Format: Paperback
This is a superb biography of Ian Fleming, and well worth reading if you're interested in him. It makes two substantial additions to the picture provided by John Pearson in his (also superb) biography published three decades earlier: it gives the story of Blanche Blackwell, Fleming's lover in later life; and provides a much deeper context for the success of James Bond that followed Fleming's death. Neither of these were in Pearson's book, the first I imagine for reasons of diplomacy, and the second because most of it hadn't happened yet. Lycett occasionally overdoses on the connections and backgrounds of very minor figures in Fleming's life, but then again he leaves few stones unturned. While the book is generally more sympathetic than Pearson's, he spares us no detail, even of Fleming's sexual preferences. Fleming was a much misunderstood man during his life, and remains an undervalued writer. The popular perception is that his novels were superficial fantasies, simple Boy's Own adventures. This book shows that they were deeply ingrained fantasies and rather complicated Boy's Own adventures. This book also gives a context to the times in which Fleming lived and to his achievement both in that time and beyond it. While no book could ever present the whole portrait of a writer, taken together with John Pearson's work, one feels that Lycett comes very close.
Comment Was this review helpful to you? Yes No Sending feedback...
Thank you for your feedback. If this review is inappropriate, please let us know.
Sorry, we failed to record your vote. Please try again
17 of 21 people found the following review helpful By G Marwaha on 28 Nov. 2009
Format: Paperback
I should start by saying I am a massive James Bond fan and have always been fascinated by Ian Fleming - you see the TV programmes and the newspaper articles describing him as a complicated man who based James Bond on himself.
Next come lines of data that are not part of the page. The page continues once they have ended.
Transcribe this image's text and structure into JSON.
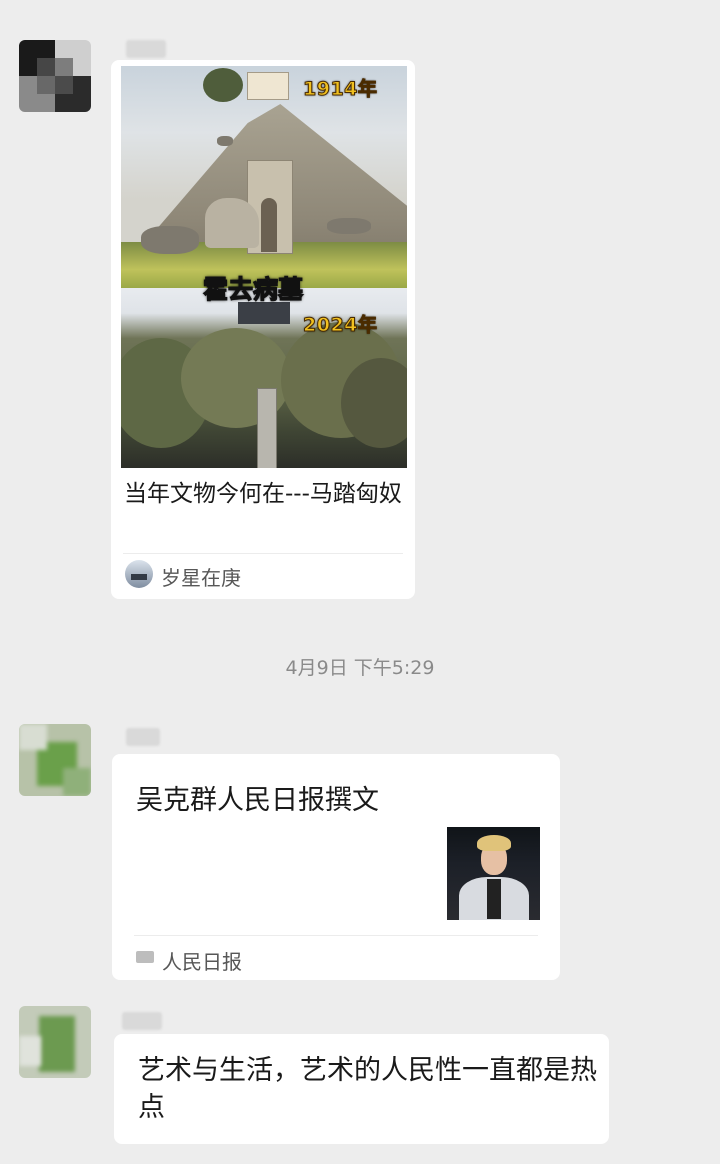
{
  "messages": [
    {
      "type": "link-card",
      "image": {
        "year_top": "1914年",
        "caption": "霍去病墓",
        "year_bottom": "2024年"
      },
      "title": "当年文物今何在---马踏匈奴",
      "source": "岁星在庚"
    },
    {
      "type": "timestamp",
      "text": "4月9日 下午5:29"
    },
    {
      "type": "link-card",
      "title": "吴克群人民日报撰文",
      "source": "人民日报"
    },
    {
      "type": "text",
      "text": "艺术与生活，艺术的人民性一直都是热点"
    }
  ],
  "colors": {
    "background": "#ededed",
    "bubble": "#ffffff",
    "year_label": "#f0c020",
    "timestamp": "#8a8a8a"
  }
}
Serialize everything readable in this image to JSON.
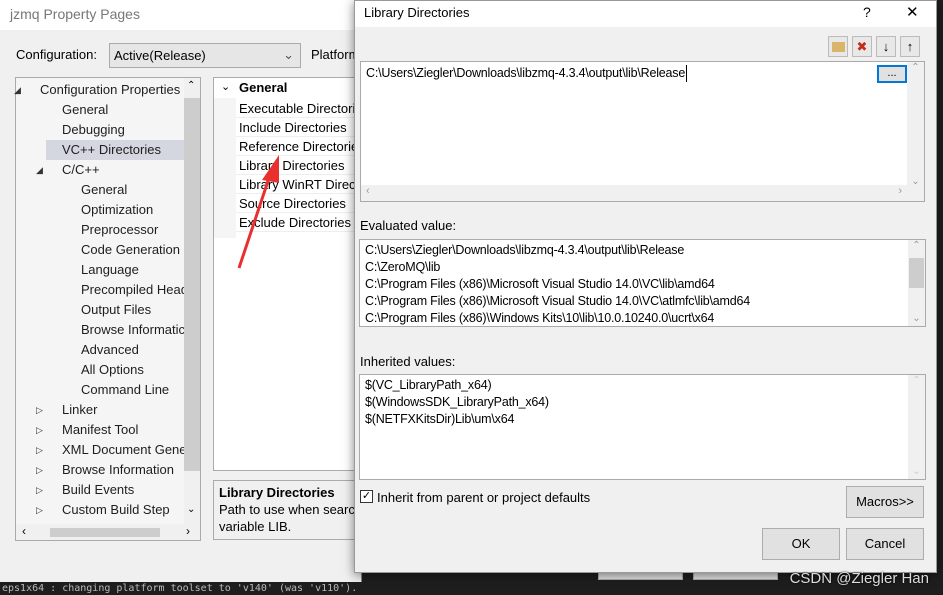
{
  "main": {
    "title": "jzmq Property Pages",
    "configuration_label": "Configuration:",
    "configuration_value": "Active(Release)",
    "platform_label": "Platform",
    "tree": [
      {
        "label": "Configuration Properties",
        "level": 0,
        "expanded": true
      },
      {
        "label": "General",
        "level": 1
      },
      {
        "label": "Debugging",
        "level": 1
      },
      {
        "label": "VC++ Directories",
        "level": 1,
        "selected": true
      },
      {
        "label": "C/C++",
        "level": 1,
        "expanded": true
      },
      {
        "label": "General",
        "level": 2
      },
      {
        "label": "Optimization",
        "level": 2
      },
      {
        "label": "Preprocessor",
        "level": 2
      },
      {
        "label": "Code Generation",
        "level": 2
      },
      {
        "label": "Language",
        "level": 2
      },
      {
        "label": "Precompiled Head",
        "level": 2
      },
      {
        "label": "Output Files",
        "level": 2
      },
      {
        "label": "Browse Informatic",
        "level": 2
      },
      {
        "label": "Advanced",
        "level": 2
      },
      {
        "label": "All Options",
        "level": 2
      },
      {
        "label": "Command Line",
        "level": 2
      },
      {
        "label": "Linker",
        "level": 1,
        "collapsed": true
      },
      {
        "label": "Manifest Tool",
        "level": 1,
        "collapsed": true
      },
      {
        "label": "XML Document Gene",
        "level": 1,
        "collapsed": true
      },
      {
        "label": "Browse Information",
        "level": 1,
        "collapsed": true
      },
      {
        "label": "Build Events",
        "level": 1,
        "collapsed": true
      },
      {
        "label": "Custom Build Step",
        "level": 1,
        "collapsed": true
      }
    ],
    "grid": {
      "section": "General",
      "rows": [
        "Executable Directori",
        "Include Directories",
        "Reference Directorie",
        "Library Directories",
        "Library WinRT Direc",
        "Source Directories",
        "Exclude Directories"
      ]
    },
    "description": {
      "title": "Library Directories",
      "line1": "Path to use when searc",
      "line2": "variable LIB."
    }
  },
  "dialog": {
    "title": "Library Directories",
    "help": "?",
    "close": "✕",
    "toolbar": {
      "new_line": "new-folder-icon",
      "delete": "✖",
      "down": "🡓",
      "up": "🡑"
    },
    "edit_value": "C:\\Users\\Ziegler\\Downloads\\libzmq-4.3.4\\output\\lib\\Release",
    "browse_label": "...",
    "evaluated_label": "Evaluated value:",
    "evaluated": [
      "C:\\Users\\Ziegler\\Downloads\\libzmq-4.3.4\\output\\lib\\Release",
      "C:\\ZeroMQ\\lib",
      "C:\\Program Files (x86)\\Microsoft Visual Studio 14.0\\VC\\lib\\amd64",
      "C:\\Program Files (x86)\\Microsoft Visual Studio 14.0\\VC\\atlmfc\\lib\\amd64",
      "C:\\Program Files (x86)\\Windows Kits\\10\\lib\\10.0.10240.0\\ucrt\\x64"
    ],
    "inherited_label": "Inherited values:",
    "inherited": [
      "$(VC_LibraryPath_x64)",
      "$(WindowsSDK_LibraryPath_x64)",
      "$(NETFXKitsDir)Lib\\um\\x64"
    ],
    "inherit_checkbox": "Inherit from parent or project defaults",
    "inherit_checked": true,
    "macros": "Macros>>",
    "ok": "OK",
    "cancel": "Cancel"
  },
  "background_console": "eps1x64 : changing platform toolset to 'v140' (was 'v110').",
  "watermark": "CSDN @Ziegler Han",
  "colors": {
    "selection": "#d5d7e0",
    "focus": "#0078d7",
    "arrow": "#e8312f"
  }
}
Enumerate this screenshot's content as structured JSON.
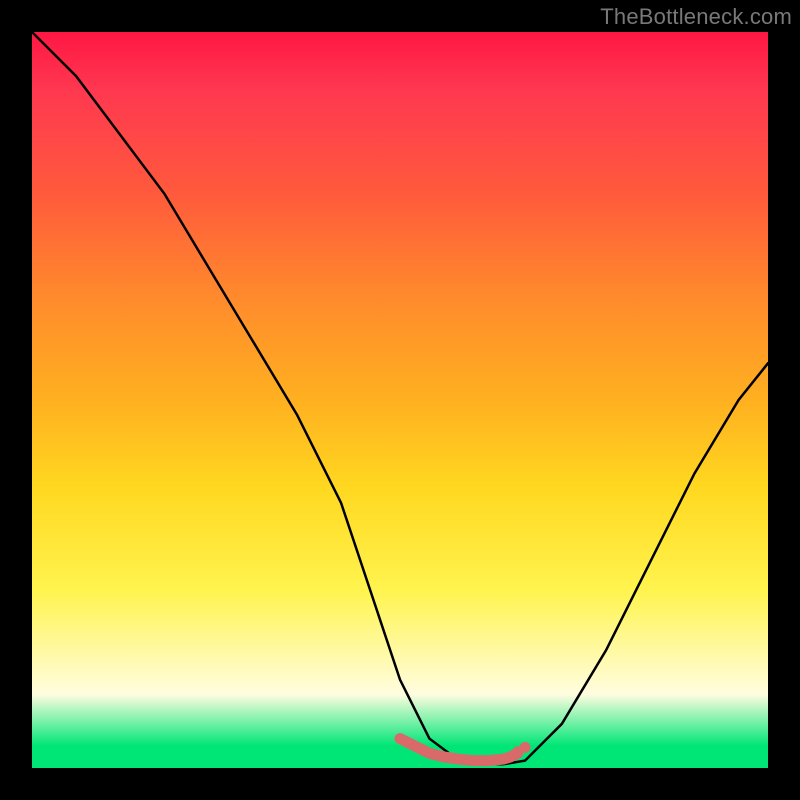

This book certainly provides a very detailed and highly researched account of Fleming's life, and for that the author must be given credit. However, I found this ended up having a quite negative effect. The book is written in a very encyclopedic style - one that lacks any life and you feel it is written by your old English teacher. Yes, Fleming met many people throughout his life, but do we really to have incredibly in-depth analysis of each of these people? Then, we get reams of pages dedicated to exploring each and every one of these relationships with Fleming.

This results in a book with no flow, huge sentences and ultimately causing the reader to get completely lost. Chapters don't seem to follow each other and the book ended up becoming a maze. In the end, I decided to skip some chapters and ultimately could not finish the book. Which is a real shame.

If you're a student of Fleming history then this is certainly the book for you. If you are a James Bond fan and want to know a bit about Fleming and how he came to write about Bond, then this is definitely not the book for you. This is more of a text book than a good read.
Comment Was this review helpful to you? Yes No Sending feedback...
Thank you for your feedback. If this review is inappropriate, please let us know.
Sorry, we failed to record your vote. Please try again


Feedback